Sunday, 31 May 2015

Diana Al-Hadid

Diana Al-Hadid is a Syrian-American artist who lives and works in New York. Her sculptures take ‘towers’ as their central theme, drawing together a wide variety of associations: power, wealth, technological and urban development, ideas of progress and globalism. They are also – both in legends such as the Tower of Babel, and reality, such as the horrors of the World Trade Centre attacks – symbols of the problems of cultural difference and conflict. Al-Hadid’s Tower of Infinite Problems poses as a toppled skyscraper. Made from crude materials such as plaster, Styrofoam, wax, and cardboard, her structure is a monument to human fallibility. Sprawling on the floor like an imaginary archaeological find, the sculpture places the viewer in a fictional role as futuristic observer, mourning the tragic follies of a past (our current) civilization. If viewed from the end, the two parts of the structure converge in an optical illusion, creating a spiral vortex suggesting a cyclical repetition of history. Al–Hadid’s geometric forms attempt to bridge mystical and scientific understandings of the world. As intensely patterned and detailed structures, her works draw from the traditions of Islamic art, where abstract motifs are used to encourage contemplation of God’s infinite wisdom. An ‘infinite wisdom’ that is also the focus of the particle physics research being done at the Large Hadron Collider – a 17 mile tunnel beneath the Swiss-French border – where scientists are attempting to locate the “God Particle” by reproducing the Big Bang. In Self Melt the top section of the sculpture is based on Pieter Bruegel the Elder’s 1556 painting The Tower of Babel. Presented upside down, the ziggurat becomes an inverted form, like an hourglass turning back time, suggesting a reversal of cultural diaspora. Through its rough hewn and barbaric appearance – reminiscent of a geological formation or frozen asteroid - Self Melt points to a mythological point of origin, where diversity and itsconsequences are supernaturally preordained.
Al-Hadid has described her work as "impossible architecture". All The Stops envisions a palatial structure, utilising stylistic elements from a variety of incongruous periods from medieval churches to futuristic stadiums. Shaping her work like an upturned trumpet, musical references are found throughout the piece: broken onceglorious columns are made from plastic recorders, decorative tiers are shingled with tiny piano keys. The spindly architecture suggests the evasive quality of sound, with each level contributing to a sense of harmonic rhythm. The building however, is presented as a ruin, empty and desolate, its decrepit power culminating in an eerily silent crescendo.

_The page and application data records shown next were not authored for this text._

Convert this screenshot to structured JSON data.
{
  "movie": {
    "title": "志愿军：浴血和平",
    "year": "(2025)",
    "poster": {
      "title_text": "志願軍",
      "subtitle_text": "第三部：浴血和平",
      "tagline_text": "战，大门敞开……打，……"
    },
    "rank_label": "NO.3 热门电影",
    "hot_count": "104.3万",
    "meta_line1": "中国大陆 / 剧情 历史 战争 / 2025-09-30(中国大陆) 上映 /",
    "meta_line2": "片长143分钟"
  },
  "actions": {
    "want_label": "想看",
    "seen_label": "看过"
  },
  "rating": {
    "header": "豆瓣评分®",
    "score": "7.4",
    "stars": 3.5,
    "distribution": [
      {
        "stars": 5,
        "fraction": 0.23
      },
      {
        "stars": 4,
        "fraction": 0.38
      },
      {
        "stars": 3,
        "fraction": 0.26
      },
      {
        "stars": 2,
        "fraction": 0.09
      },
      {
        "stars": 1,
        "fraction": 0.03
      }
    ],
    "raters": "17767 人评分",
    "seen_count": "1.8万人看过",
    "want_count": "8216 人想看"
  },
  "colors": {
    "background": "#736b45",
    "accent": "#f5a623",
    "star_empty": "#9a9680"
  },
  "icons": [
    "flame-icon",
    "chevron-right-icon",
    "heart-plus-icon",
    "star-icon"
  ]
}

bronze, painted stainless steel



Sunday, 17 May 2015

Mad Max: Fury Road

Tyrants will rise, oppression will be everywhere and only those which are truly mad will try to change anything. Definitely worth a vist to the cinema to see, even if just for the action scenes, of which there are plenty.


"My name is Max. My world is reduced to a single instinct: Survive. As the world fell it was hard to know who was more crazy. Me… Or everyone else.”

-Mad Max (Opening Quote)

“Where must we go? He who wander this wasteland, in search of our better selves."

-Alburt Camus (Closing Quote)

Monday, 4 May 2015

Quote of The Day

"When we are children, we all draw. I drew as a child probably for two reasons. One was that I was engaged visually in the way some things looked, and I drew the things I liked and loved. The other reason was loneliness. The vulnerability that a child feels can provoke empowerment through drawing by capturing the things visually loved. Drawing is not just expressing a visual mode or a well-articulated visual response; it is deeply connected to a natural impulse. When I am drawing, I am aware of both a conscious and unconscious processes. The most difficult thing is to first abandon what a drawing should be (a complex conception or representational copy). Begin with an emotive response. It could be motivated by something as simple as a twist of hair against a bony clavicle or the comfortable or uncomfortable psychological space between two people. Second, provide form to that initial response. Here begins the strategy or conception. The trick is not to allow the concept to become rigid, but instead to remain flexible through the activity and allow a visual journey of selectivity and change through the drawing. Drawing from life is an accumulation of subtle events made evident on a page. Unlike photography, drawing is not instantaneous but a multitude of sequential responses over time. A drawing can provide the viewer with a relic of compounded experiences that remains alive to the eye."
- Drawing: A Natural Impulse by Steven Assael

Quote of The Day

"Every aphorism here is about a Procrustean bed of sorts—we humans, facing limits of knowledge, and things we do not observe, the unseen and the unknown, resolve the tension by squeezing life and the world into crisp commoditized ideas, reductive categories, specific vocabularies, and prepackaged narratives, which, on the occasion, has explosive consequences. Further, we seem unaware of this backward fitting, much like tailors who take great pride in delivering the perfectly fitting suit—but do so by surgically altering the limbs of their customers. For instance few realize that we are changing the brains of schoolchildren through medication in order to make them adjust to the curriculum, rather than the reverse"

- Nassim Nicholas Taleb's